Before Mora was fired as head coach of the Atlanta Falcons in 2006, he said during an interview with Seattle radio station KJR that he wouldn’t hesitate taking the head coaching position at the University of Washington, if it were available. At the time, Ty Willingham was the Huskies’ head coach.
“Well, I really have a lot of respect for Ty, and I know he’ll do a great job,” Mora said in the interview with KJR. “But if he ever decides to move on, and get in the NFL, or, you know, go back to Notre Dame or whatever, if that job’s open, you’ll find me at the friggin’ head of the line, with my résumé in hand, ready to take that job.”
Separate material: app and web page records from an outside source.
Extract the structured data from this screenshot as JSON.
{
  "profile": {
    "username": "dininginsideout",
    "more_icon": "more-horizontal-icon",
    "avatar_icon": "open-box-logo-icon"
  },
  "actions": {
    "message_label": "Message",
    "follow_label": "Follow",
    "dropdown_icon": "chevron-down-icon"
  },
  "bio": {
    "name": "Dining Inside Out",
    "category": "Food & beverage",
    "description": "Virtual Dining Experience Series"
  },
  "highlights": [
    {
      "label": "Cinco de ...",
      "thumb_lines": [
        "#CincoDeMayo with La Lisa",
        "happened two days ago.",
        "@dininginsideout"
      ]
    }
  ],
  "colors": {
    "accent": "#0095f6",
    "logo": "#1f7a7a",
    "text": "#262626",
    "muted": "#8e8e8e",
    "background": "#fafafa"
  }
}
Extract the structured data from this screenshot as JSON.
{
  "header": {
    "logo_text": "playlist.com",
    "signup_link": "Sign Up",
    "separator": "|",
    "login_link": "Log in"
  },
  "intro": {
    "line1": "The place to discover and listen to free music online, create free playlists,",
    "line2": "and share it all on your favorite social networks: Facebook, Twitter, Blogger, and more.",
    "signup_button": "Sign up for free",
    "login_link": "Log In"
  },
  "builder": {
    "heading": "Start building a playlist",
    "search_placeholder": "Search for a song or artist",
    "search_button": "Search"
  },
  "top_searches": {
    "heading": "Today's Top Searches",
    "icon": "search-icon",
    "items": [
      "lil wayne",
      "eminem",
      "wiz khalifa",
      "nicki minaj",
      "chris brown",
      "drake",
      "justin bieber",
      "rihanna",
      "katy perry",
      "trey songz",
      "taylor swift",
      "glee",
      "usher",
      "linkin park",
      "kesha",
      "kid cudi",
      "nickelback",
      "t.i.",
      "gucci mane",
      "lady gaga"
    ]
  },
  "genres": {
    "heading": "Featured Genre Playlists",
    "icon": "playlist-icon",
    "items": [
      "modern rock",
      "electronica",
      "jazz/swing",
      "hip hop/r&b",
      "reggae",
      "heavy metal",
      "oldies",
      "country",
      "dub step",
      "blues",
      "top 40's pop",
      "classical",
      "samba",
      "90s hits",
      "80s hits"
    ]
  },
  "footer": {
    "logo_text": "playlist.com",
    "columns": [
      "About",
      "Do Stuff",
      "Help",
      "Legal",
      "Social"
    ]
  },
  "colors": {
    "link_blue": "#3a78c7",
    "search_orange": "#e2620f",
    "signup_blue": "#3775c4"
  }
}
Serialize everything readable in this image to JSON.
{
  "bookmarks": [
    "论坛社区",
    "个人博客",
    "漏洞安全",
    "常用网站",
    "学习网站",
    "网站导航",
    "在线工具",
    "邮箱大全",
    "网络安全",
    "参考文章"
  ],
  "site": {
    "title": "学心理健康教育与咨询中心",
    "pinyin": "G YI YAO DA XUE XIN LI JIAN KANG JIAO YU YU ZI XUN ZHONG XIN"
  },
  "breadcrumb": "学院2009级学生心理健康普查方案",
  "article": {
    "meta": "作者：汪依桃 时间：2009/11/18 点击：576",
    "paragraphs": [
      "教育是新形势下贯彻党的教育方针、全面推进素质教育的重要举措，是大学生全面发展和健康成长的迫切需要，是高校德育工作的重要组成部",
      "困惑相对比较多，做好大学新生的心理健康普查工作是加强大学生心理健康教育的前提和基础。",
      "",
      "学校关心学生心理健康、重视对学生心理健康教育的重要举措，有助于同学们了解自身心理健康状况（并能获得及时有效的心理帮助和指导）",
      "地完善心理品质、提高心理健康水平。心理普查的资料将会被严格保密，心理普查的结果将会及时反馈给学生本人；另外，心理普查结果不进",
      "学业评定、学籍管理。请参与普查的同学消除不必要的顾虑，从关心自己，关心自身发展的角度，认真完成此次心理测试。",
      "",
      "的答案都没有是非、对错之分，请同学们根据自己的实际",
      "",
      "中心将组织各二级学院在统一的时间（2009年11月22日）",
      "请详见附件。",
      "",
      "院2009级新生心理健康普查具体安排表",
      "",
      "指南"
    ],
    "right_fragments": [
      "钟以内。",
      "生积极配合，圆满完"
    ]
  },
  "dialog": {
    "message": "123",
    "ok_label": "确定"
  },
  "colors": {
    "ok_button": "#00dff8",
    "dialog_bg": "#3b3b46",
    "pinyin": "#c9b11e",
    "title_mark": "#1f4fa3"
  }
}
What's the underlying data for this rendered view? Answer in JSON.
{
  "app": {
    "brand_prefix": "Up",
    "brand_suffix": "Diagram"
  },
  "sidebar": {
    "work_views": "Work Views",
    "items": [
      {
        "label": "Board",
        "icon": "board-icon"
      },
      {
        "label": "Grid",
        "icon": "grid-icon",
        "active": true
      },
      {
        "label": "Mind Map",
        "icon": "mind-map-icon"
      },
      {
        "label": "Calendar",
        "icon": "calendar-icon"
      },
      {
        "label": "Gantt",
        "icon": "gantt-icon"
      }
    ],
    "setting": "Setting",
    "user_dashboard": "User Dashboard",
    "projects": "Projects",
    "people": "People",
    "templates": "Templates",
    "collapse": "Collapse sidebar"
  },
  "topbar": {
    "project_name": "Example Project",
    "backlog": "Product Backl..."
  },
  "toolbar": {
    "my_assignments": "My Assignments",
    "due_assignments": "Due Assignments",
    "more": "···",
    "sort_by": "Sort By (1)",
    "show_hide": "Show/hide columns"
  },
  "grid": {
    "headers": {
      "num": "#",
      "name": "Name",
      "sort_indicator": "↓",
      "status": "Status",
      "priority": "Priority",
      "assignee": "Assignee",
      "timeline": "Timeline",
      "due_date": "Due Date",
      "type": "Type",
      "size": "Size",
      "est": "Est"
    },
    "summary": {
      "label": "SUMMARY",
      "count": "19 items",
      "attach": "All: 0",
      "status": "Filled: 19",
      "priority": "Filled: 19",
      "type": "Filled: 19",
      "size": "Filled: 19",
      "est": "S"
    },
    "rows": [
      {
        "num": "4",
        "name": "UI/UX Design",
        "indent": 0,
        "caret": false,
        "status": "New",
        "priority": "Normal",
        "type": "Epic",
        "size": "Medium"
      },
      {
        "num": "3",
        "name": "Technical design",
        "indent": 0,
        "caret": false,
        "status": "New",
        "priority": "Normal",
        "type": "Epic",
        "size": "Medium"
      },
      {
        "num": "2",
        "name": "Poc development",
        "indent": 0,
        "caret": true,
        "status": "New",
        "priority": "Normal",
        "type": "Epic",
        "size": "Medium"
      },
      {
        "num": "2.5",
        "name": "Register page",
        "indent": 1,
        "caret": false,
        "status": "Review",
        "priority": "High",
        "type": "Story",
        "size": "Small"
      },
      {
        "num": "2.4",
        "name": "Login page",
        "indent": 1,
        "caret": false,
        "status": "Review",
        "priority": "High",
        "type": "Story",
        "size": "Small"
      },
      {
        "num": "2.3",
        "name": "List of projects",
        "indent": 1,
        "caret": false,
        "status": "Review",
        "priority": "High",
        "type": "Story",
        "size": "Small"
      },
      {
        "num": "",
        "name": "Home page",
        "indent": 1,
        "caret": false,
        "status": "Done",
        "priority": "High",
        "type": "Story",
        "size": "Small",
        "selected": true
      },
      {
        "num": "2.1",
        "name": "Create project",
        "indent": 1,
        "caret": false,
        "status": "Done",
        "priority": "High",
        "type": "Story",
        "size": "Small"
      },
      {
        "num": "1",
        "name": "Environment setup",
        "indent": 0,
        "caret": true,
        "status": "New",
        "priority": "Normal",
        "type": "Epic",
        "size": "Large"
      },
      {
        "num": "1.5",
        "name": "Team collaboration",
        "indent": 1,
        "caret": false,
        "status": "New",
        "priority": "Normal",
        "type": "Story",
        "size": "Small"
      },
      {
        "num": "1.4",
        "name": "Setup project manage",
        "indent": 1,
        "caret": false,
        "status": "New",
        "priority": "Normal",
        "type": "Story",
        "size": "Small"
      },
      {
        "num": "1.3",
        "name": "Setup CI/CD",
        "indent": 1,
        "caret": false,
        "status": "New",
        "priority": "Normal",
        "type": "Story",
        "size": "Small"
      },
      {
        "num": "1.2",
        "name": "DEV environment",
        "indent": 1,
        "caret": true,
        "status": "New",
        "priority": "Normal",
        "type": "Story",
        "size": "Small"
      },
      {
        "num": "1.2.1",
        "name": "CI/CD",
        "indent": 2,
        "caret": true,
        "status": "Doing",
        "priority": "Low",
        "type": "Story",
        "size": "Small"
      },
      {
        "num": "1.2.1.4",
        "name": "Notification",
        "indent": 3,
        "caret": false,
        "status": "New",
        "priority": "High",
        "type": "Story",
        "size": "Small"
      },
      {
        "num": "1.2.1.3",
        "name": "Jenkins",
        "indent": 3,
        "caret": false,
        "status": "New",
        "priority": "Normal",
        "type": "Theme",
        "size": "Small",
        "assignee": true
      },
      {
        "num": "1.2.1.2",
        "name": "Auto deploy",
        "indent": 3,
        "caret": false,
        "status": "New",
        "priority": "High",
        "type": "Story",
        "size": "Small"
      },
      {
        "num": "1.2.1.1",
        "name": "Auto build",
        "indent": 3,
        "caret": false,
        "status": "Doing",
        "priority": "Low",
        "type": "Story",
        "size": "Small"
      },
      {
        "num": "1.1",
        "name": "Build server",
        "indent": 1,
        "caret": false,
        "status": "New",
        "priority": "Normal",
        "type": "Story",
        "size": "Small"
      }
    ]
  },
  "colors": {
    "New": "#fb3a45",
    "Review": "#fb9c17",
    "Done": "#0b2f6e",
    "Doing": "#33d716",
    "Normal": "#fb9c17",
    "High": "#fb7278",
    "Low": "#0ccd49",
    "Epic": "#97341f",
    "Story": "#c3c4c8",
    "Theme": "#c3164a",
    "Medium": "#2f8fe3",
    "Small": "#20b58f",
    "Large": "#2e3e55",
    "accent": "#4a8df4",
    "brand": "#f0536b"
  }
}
Mora, a UW alum, later said he was joking, but the damage was done. He recently said that that comment cost him his job with the Falcons. Saying he would ditch the Falcons job even if he were in a playoff run probably didn’t help his image in Atlanta.
“Now, I want to see Ty succeed, and I want to see that program succeed,” Mora told hosts Softy Mahler and Hugh Millen. “But if he decides at some point that he’s ready to move on and they want me, I will be there. I don’t care if we’re in the middle of a playoff run, I’m packing my stuff and coming back to Seattle.”
That’s how Mora felt about the Washington job in 2006. As you can tell, it was his dream job.
Mora was a walk-on player at Washington, and his father was a coach under legendary Huskies coach Don James. He grew up in the Pacific Northwest and has long expressed his affinity for the area. The Washington program has nicer and newer facilities than UCLA — they just completed $280 million worth of renovations to Husky Stadium — and it has a winning tradition. They also don’t have quite as difficult of a rival to compete with as UCLA, so there is a lot of appeal to that job, particularly for Mora.
Mora has done some impressive work at UCLA in his two seasons. He has turned around the program, beaten USC twice, and commanded respect within the conference. He also is flipping the town in terms of recruiting. But he has expressed dissatisfaction with UCLA’s facilities, particularly the practice field on campus that isn’t even 100 yards in length. It wasn’t until September that UCLA announced plans for a $50 million new practice facility. With that project possibly years away from completion, Mora may not want to wait.
With things heating up for him in Westwood, would he want to move to the job that many thought was his dream position? The timing of the job opening is poor for him; why leave when he just got UCLA rolling? Then again, if he wants his ideal position in his hometown, there might not be a better chance to take it.
Also, keep in mind the way Mora was talking after beating USC on Saturday: